The peaceful interior guesthouse
Avoiding the intensity of inner-city Johannesburg for a change, I find myself drawn to the green outskirts of the Magaliesberg area. I stay at Toadbury Hall, an establishment which is everything its name suggests – white-washed walls, high thatched ceilings and wonky wooden beams, rose bushes, green lawns down to pretty lakes. There are rich sounds of ducks and peacocks and Highveld birds.
What I love about Toadbury Hall:
- Gracious old trees which seep up any stress or angst
- White-washed long-barn style thatched building
- Lakes, willow trees and water birds
- Pretty lake-side deck for breakfast, elegant dining spaces and green lawns for picnics
- Roses, gentle fountains and peacocks
- Fine embroidered linen and towels
- Spacious suites, individually decorated with unique character
Righteous Anger and Existential Despair are more than what the great Persian Poet Rumi describes as “visitors of my interior guesthouse”. Rather, they have taken up permanent residence, like illegal squatters protected by some new unfair laws of justice. I try to keep things as quiet as possible, so as not to disturb these unruly residents but every now and then they come out of their rooms, ranting and wreaking havoc within and without. So I was more than a little nervous of a disturbance, after a week of intense work and travel which culminated in the traffic of Gauteng, the feeding grounds of impatience and stress. However when I drove out of the traffic into the tree-lined avenues at Toadbury Hall, a weight lifted and I felt that spacious calm which tall trees and a historic building in a natural setting can bring.
I chose number 6, the Bridal Suite, all to myself and my ever-present interior friends. It is situated at a far end of the manor house, with a private courtyard and tinkling fountain which of course pleases me greatly. But I confess I chose this suite for the grand four-poster bed. As I rest in bed I come to the carefully considered conclusion that this is indeed the most beautiful bed I have ever lain in. It has dark red turned wood, which looks like cherry. While grand, it is not imposing and has an embracing friendliness. It sits well in the spacious suite with its terra cotta tiled floors and double glass doors. The embroidered silky white linen lends the final touch to a soothing and containing space.
Rumi’s poem says:
This being human is a guest house.
Every morning a new arrival.
A joy, a depression, a meanness,
some momentary awareness comes
as an unexpected visitor.
Welcome and entertain them all

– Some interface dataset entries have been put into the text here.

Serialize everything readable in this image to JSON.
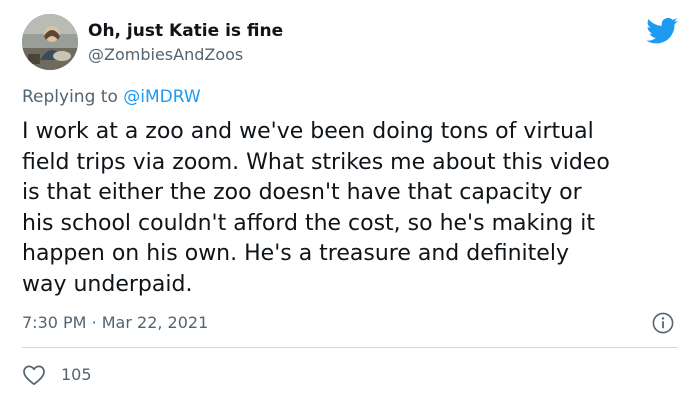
{
  "user": {
    "display_name": "Oh, just Katie is fine",
    "handle": "@ZombiesAndZoos",
    "avatar_icon": "profile-photo"
  },
  "brand": {
    "icon": "twitter-bird-icon",
    "color": "#1d9bf0"
  },
  "reply": {
    "prefix": "Replying to",
    "handle": "@iMDRW"
  },
  "tweet": {
    "lines": [
      "I work at a zoo and we've been doing tons of virtual",
      "field trips via zoom. What strikes me about this video",
      "is that either the zoo doesn't have that capacity or",
      "his school couldn't afford the cost, so he's making it",
      "happen on his own. He's a treasure and definitely",
      "way underpaid."
    ],
    "time": "7:30 PM",
    "separator": "·",
    "date": "Mar 22, 2021"
  },
  "actions": {
    "like_icon": "heart-icon",
    "like_count": "105",
    "info_icon": "info-icon"
  }
}
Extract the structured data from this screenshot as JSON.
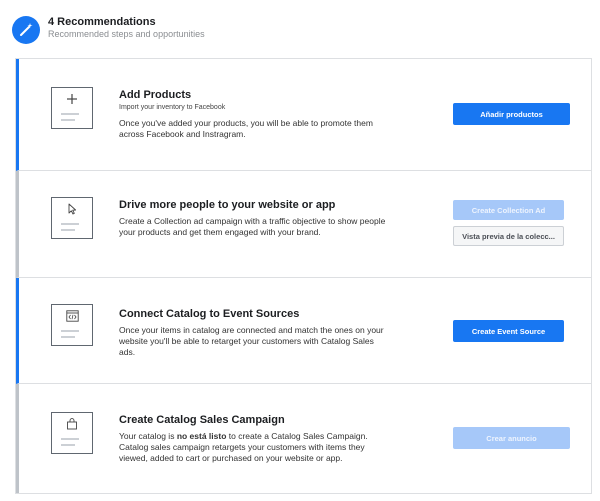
{
  "header": {
    "title": "4 Recommendations",
    "subtitle": "Recommended steps and opportunities",
    "icon": "magic-wand-icon",
    "accent_color": "#1877f2"
  },
  "cards": [
    {
      "title": "Add Products",
      "subtitle": "Import your inventory to Facebook",
      "description": "Once you've added your products, you will be able to promote them across Facebook and Instragram.",
      "icon": "plus-icon",
      "primary_button": "Añadir productos"
    },
    {
      "title": "Drive more people to your website or app",
      "description": "Create a Collection ad campaign with a traffic objective to show people your products and get them engaged with your brand.",
      "icon": "cursor-icon",
      "primary_button": "Create Collection Ad",
      "secondary_button": "Vista previa de la colecc..."
    },
    {
      "title": "Connect Catalog to Event Sources",
      "description": "Once your items in catalog are connected and match the ones on your website you'll be able to retarget your customers with Catalog Sales ads.",
      "icon": "code-window-icon",
      "primary_button": "Create Event Source"
    },
    {
      "title": "Create Catalog Sales Campaign",
      "description_pre": "Your catalog is ",
      "description_bold": "no está listo",
      "description_post": " to create a Catalog Sales Campaign. Catalog sales campaign retargets your customers with items they viewed, added to cart or purchased on your website or app.",
      "icon": "shopping-bag-icon",
      "primary_button": "Crear anuncio"
    }
  ]
}
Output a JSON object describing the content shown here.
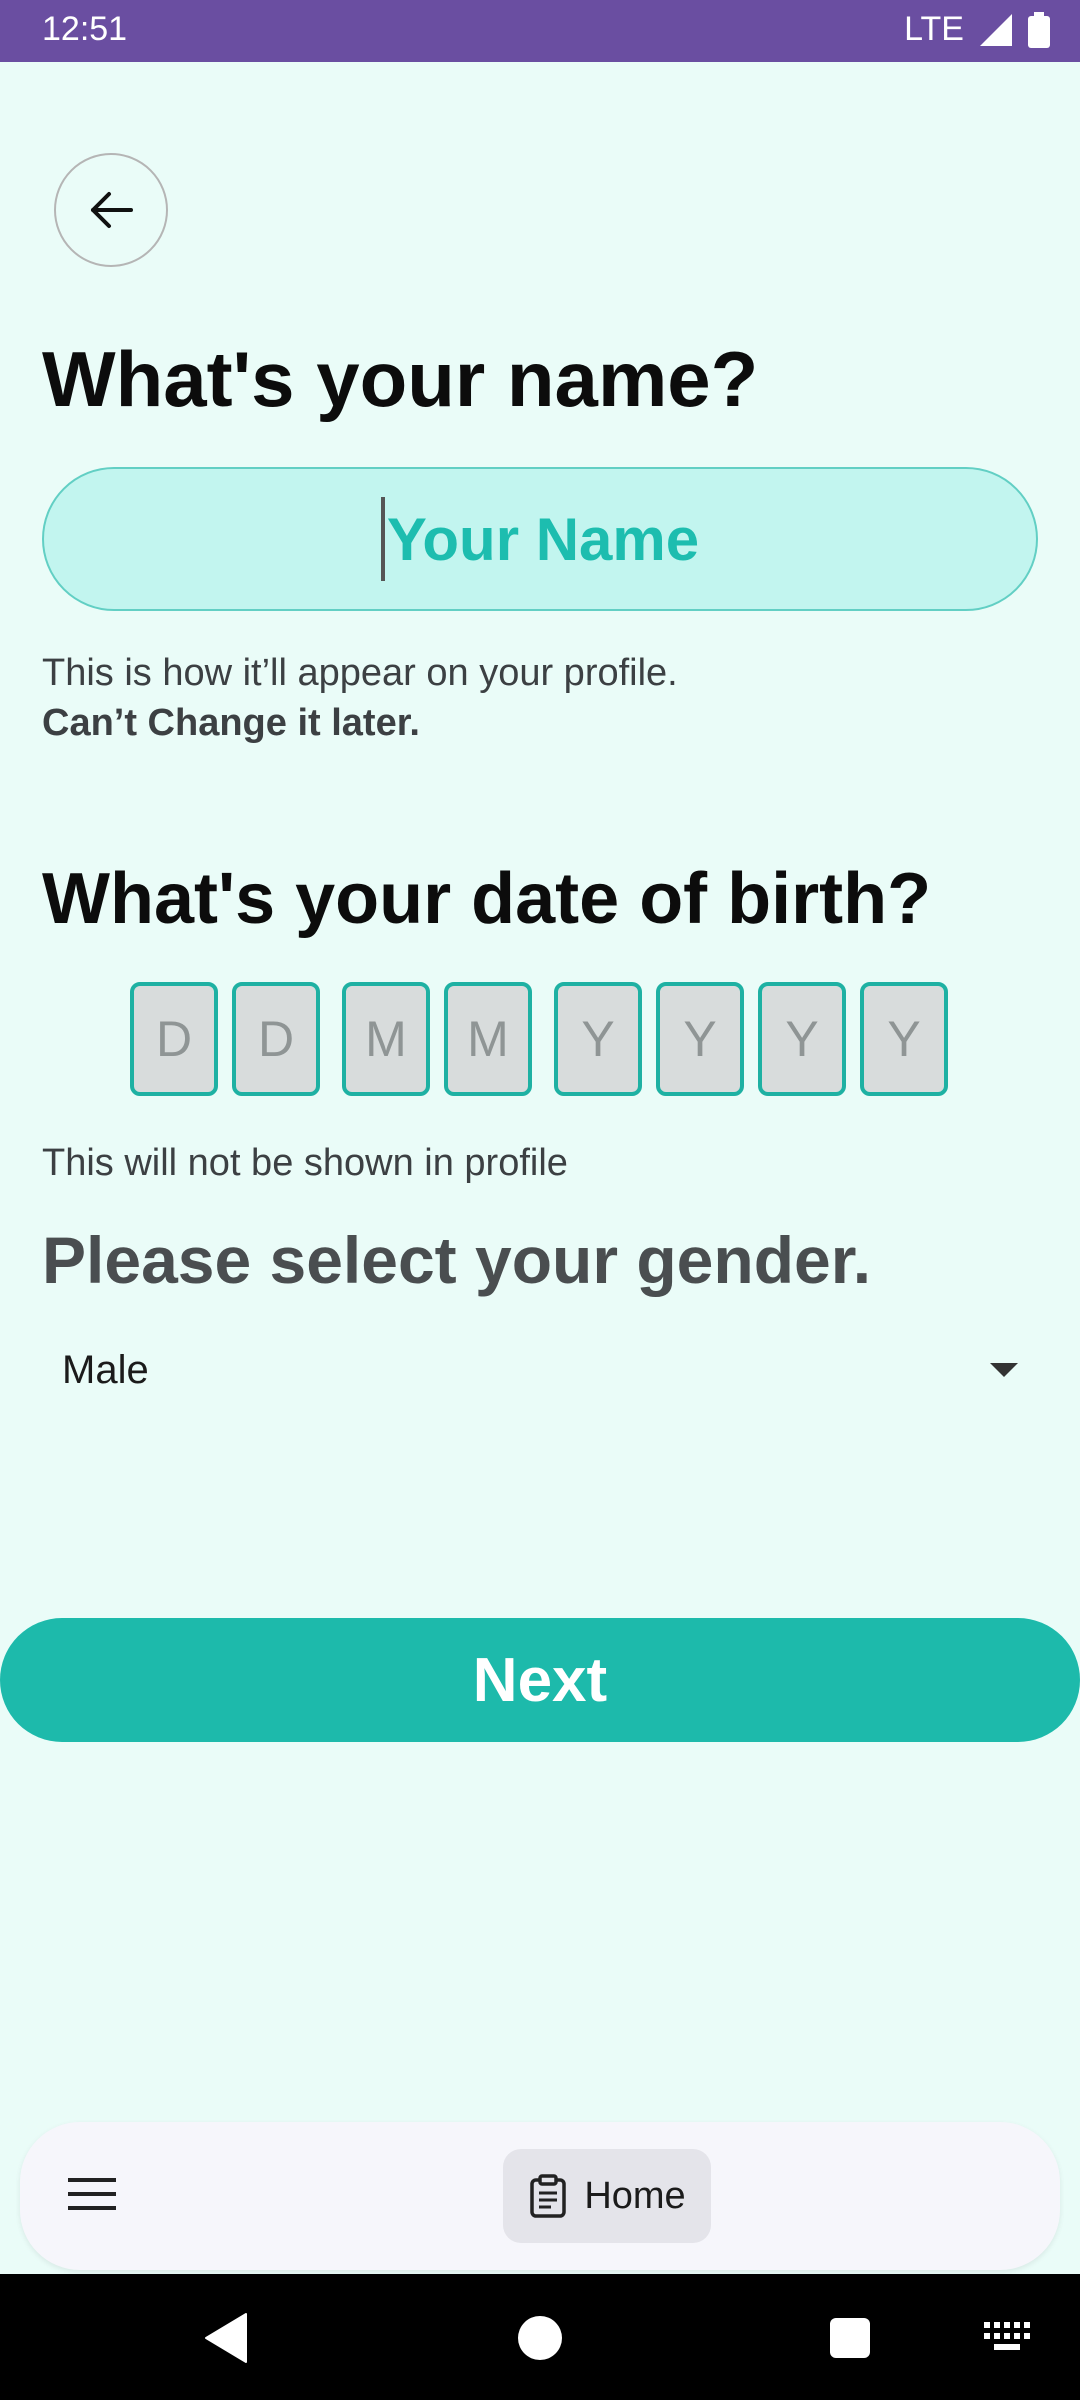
{
  "status_bar": {
    "time": "12:51",
    "network": "LTE",
    "color": "#6a4ea1"
  },
  "back_button": {
    "icon": "arrow-left-icon"
  },
  "name_section": {
    "title": "What's your name?",
    "placeholder": "Your Name",
    "value": "",
    "hint_line1": "This is how it’ll appear on your profile.",
    "hint_line2": "Can’t Change it later."
  },
  "dob_section": {
    "title": "What's your date of birth?",
    "boxes": [
      "D",
      "D",
      "M",
      "M",
      "Y",
      "Y",
      "Y",
      "Y"
    ],
    "hint": "This will not be shown in profile"
  },
  "gender_section": {
    "title": "Please select your gender.",
    "selected": "Male"
  },
  "next_button": {
    "label": "Next",
    "color": "#1dbaab"
  },
  "bottom_bar": {
    "menu_icon": "hamburger-menu-icon",
    "home_icon": "clipboard-icon",
    "home_label": "Home"
  },
  "nav_bar": {
    "back_icon": "nav-back-icon",
    "home_icon": "nav-home-icon",
    "recents_icon": "nav-recents-icon",
    "keyboard_icon": "keyboard-icon"
  },
  "colors": {
    "background": "#eafcf8",
    "accent": "#1dbaab",
    "field_fill": "#c2f5ef"
  }
}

even if they’re a crowd of sorrows,
who violently sweep your house
empty of its furniture.
Still treat each guest honourably,
he may be clearing you out
for some new delight.
The dark thought, the shame, the malice,
meet them at the door laughing,
and invite them in.
Be grateful for whoever comes,
because each has been sent
as a guide from beyond.
There are times when we need to embrace our unruly interior guests with grace and self-compassion, but I was equally grateful to find a peaceful space where it was easy to let them rest until another day.